In many countries, the buzz for people like my grandfather led to a spree of art commissions, distinctly original music and other forms of creativity. In my early childhood, I grew up surrounded by these pieces of art everywhere.
While I do not use them as a direct guide in my work, I do know that the distinctive form of West African modernism is something I recognize peeking through the shapes and colours of my work.
I am originally from the south of Togo, where Ewe people have developed a very distinct form of textile weaving with abstract and geometric shapes that can be seen across the Gulf of Guinea.
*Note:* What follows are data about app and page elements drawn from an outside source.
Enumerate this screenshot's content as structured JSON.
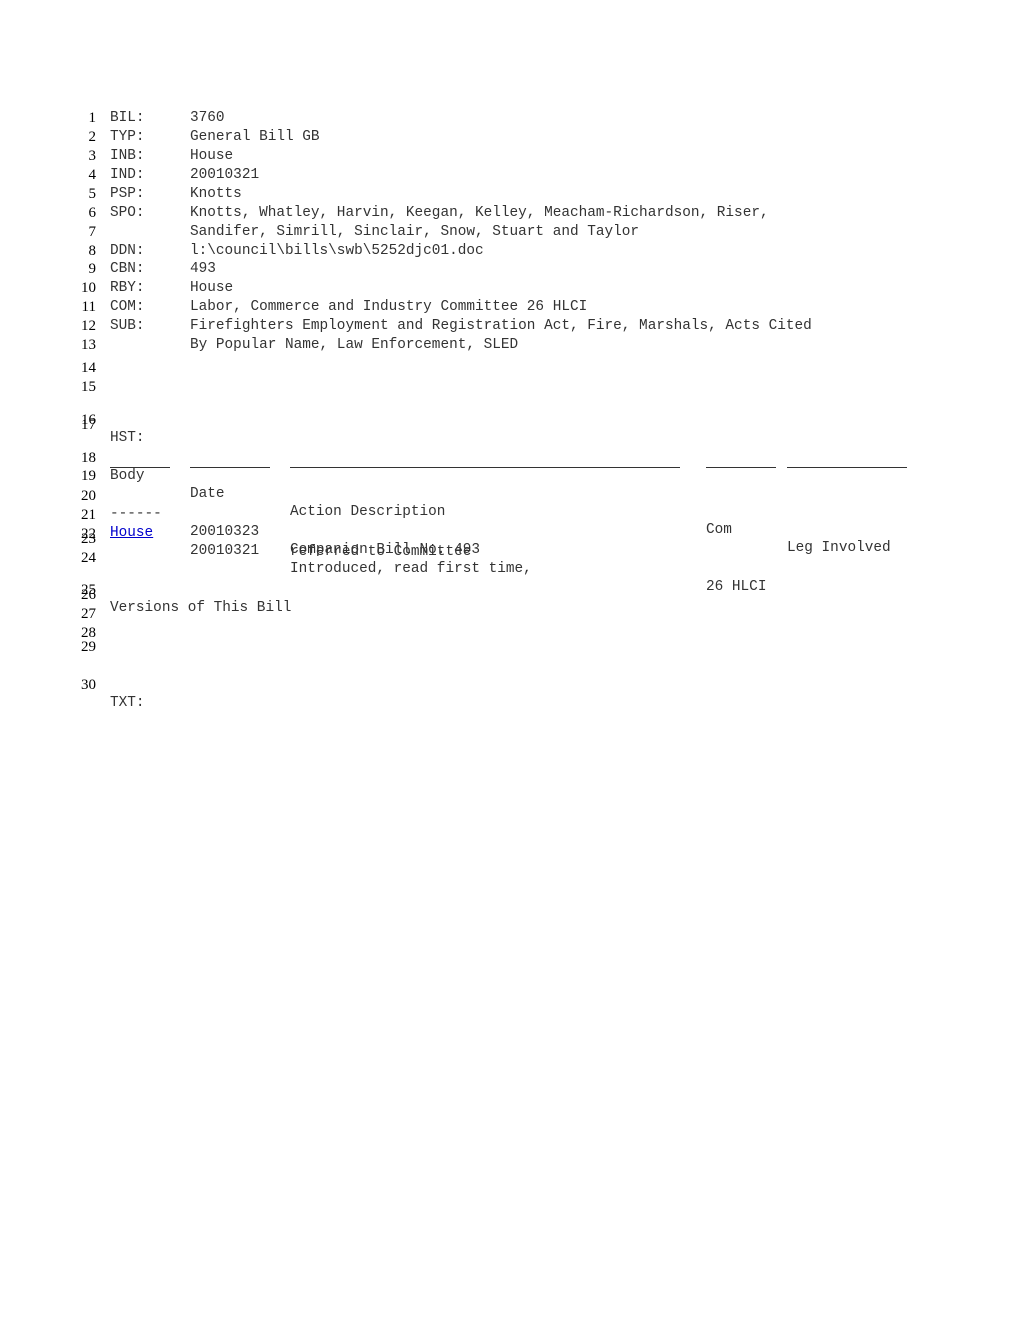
{
  "fields": [
    {
      "n": "1",
      "key": "BIL:",
      "value": "3760"
    },
    {
      "n": "2",
      "key": "TYP:",
      "value": "General Bill GB"
    },
    {
      "n": "3",
      "key": "INB:",
      "value": "House"
    },
    {
      "n": "4",
      "key": "IND:",
      "value": "20010321"
    },
    {
      "n": "5",
      "key": "PSP:",
      "value": "Knotts"
    },
    {
      "n": "6",
      "key": "SPO:",
      "value": "Knotts, Whatley, Harvin, Keegan, Kelley, Meacham-Richardson, Riser,"
    },
    {
      "n": "7",
      "key": "",
      "value": "Sandifer, Simrill, Sinclair, Snow, Stuart and Taylor"
    },
    {
      "n": "8",
      "key": "DDN:",
      "value": "l:\\council\\bills\\swb\\5252djc01.doc"
    },
    {
      "n": "9",
      "key": "CBN:",
      "value": "493"
    },
    {
      "n": "10",
      "key": "RBY:",
      "value": "House"
    },
    {
      "n": "11",
      "key": "COM:",
      "value": "Labor, Commerce and Industry Committee 26 HLCI"
    },
    {
      "n": "12",
      "key": "SUB:",
      "value": "Firefighters Employment and Registration Act, Fire, Marshals, Acts Cited"
    },
    {
      "n": "13",
      "key": "",
      "value": "By Popular Name, Law Enforcement, SLED"
    }
  ],
  "line_numbers": {
    "l14": "14",
    "l15": "15",
    "l16": "16",
    "l17": "17",
    "l18": "18",
    "l19": "19",
    "l20": "20",
    "l21": "21",
    "l22": "22",
    "l23": "23",
    "l24": "24",
    "l25": "25",
    "l26": "26",
    "l27": "27",
    "l28": "28",
    "l29": "29",
    "l30": "30"
  },
  "history": {
    "label": "HST:",
    "headers": {
      "body": "Body",
      "date": "Date",
      "action": "Action Description",
      "com": "Com",
      "leg": "Leg Involved"
    },
    "rows": [
      {
        "body": "------",
        "date": "20010323",
        "action": "Companion Bill No. 493",
        "com": "",
        "leg": ""
      },
      {
        "body": "House",
        "date": "20010321",
        "action": "Introduced, read first time,",
        "action_cont": "referred to Committee",
        "com": "26 HLCI",
        "leg": ""
      }
    ]
  },
  "versions_label": "Versions of This Bill",
  "text_label": "TXT:",
  "colors": {
    "link": "#0000cc",
    "text": "#333333"
  }
}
It provides me with an endless of source of inspiration that I then weave as subtext in my designs.
I also love the work of Paul Ahyi, whose gigantesque sculpted sceneries in Lomé and Dakar always move me. Girma Birta, Oscar Niemeyer and Paul Klee are also favourites. Have you seen Brasilia? The entire city’s architecture is endless food for my soul.
How do you balance your work with your family?
It can be difficult on some days. I try to keep to very structured hours. One of the key changes that I introduced over the summer was to stop working every weekend.
It has absolutely done wonders for my mental health and balance. It sometimes means that my weeks are really packed, but it is freeing to be able to enjoy a few days off during the week when I am not always working.
What’s your advice for someone wanting to do something similar?
Start by doing a lot of self-introspection to fully understand if you are and can be committed to your career change in the long run. Changing career will mean changing even the kind of people you will meet and befriend in the future.
It will impact your revenue, the things you can and will be able to do in the future. You cannot plan everything, but you have to understand if this is something you would be comfortable with in the long run after the initial teething problems.
My second piece of advice is to plan for the worst-case scenario you can imagine and define two plans to address it; your plan B and your plan C. Your plan A is your transition plan.
The one that will take you from today to your new life. Plan B is the plan that will support plan A when you wobble. Plan C is for when plan A and B go up in smoke.
We always need a plan C. Plan C is what will give you the confidence to continue to manage a small business for example even in the middle of a global pandemic and economic depression. Plan C is what will give you the confidence to continue to go all out even when things are very difficult.
Find out more about MAMATER.